One of the worst possible pieces of information you can acquire in a college class is learning that you have a test in said class that day. The stomach-drop feeling that mirrors the ones from roller coasters is awful, and experiencing it at all, let alone in a classroom can be terrifying. No one wants to be the first one to make this mistake. Here’s how to avoid the pitfalls that accompany tests, papers and anything else worth 30 percent of your grade.
Write it down: Get a calendar or a planner and go through each class syllabus. Write down all the tests, quizzes and papers you have for the next month on the dates they will happen. Do this for each class, and color code them so you can tell which is which. Your October calendar may look overwhelming at first (or, if you’re anything like me, an organizational dream), but being able to prepare for tests and papers in advance will pay off in the long run. Also, you’ll never have to send the panicked text at 11 p.m. asking, “We have a history paper due tomorrow?!” to as many people as you can think of who are in that class.
Ask for clarification: A syllabus is not written in stone. It is quite malleable, especially in digital form, and is at the discretion of the professor. Dates for assignments change all the time, and sometimes (unfortunately) on short notice. If the dates on your syllabus aren’t quite matching up with what you’re discussing in class, ask your professor if the due date of the paper has moved, too. While it may seem sensible to wait until the end of class to ask, don’t. Ask in front of everyone; that way, your professor can address it during class, instead of adjusting the syllabus afterwards but forgetting to email everyone else the changes. Everyone will thank you and definitely have your back if you get confused next time.
Go to office hours: Tess Fahey, Fordham College at Lincoln Center (FCLC) ’16, cringes remembering, “My first test, I actually bombed. It was because I didn’t talk to the professor and figure out what I really needed to study; I studied everything wrong.” When you have more personal concerns or questions that would take up too much class time, or would just like some individual face time with your professor, look to the top of your syllabus for where and when their office hours are.

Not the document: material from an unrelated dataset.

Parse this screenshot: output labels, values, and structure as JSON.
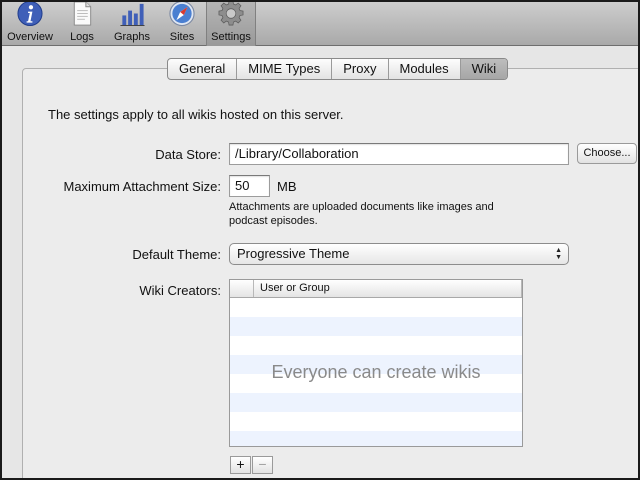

While it may seem a little intimidating at first, professors are generally very welcoming and extremely helpful to students who stop by. Professor Elisabeth Frost expressed, “I’m kind of amazed at how little office hours are actually utilized, so I would advocate for reaching out to professors.” All professors are required to have office hours, but they are seldom taken advantage of.
Do the math: Your grades in college are broken down into much larger percentages than they were in high school. Your whole academic career thus far, teachers have encouraged you to do your homework and participate in class simply because they were “easy points.” These were the types of small, low-stakes assignments designed to prop up your grade. If you didn’t do too well on a test, it wouldn’t keep you from passing the class because you had a homework cushion. It essentially worked as an insurance policy. By now, you’ve probably noticed that there isn’t a lot of homework that you have to physically hand in to your professor. This makes studying for your tests and giving yourself ample time to write your papers crucial. If you neglect to study for your midterm, that’s a hefty quarter of your overall grade that’s suffering, jeopardizing your opportunity for an A in the class.
What will help you earn an A in your classes are these tried-and-true tips! So make sure to keep yourself organized this semester with this recap list of DOs and DON’Ts.
DO: Write your assignments down.
DO: Go to office hours.
DON’T: Get caught off guard by due dates.
DON’T: Rely on a homework cushion.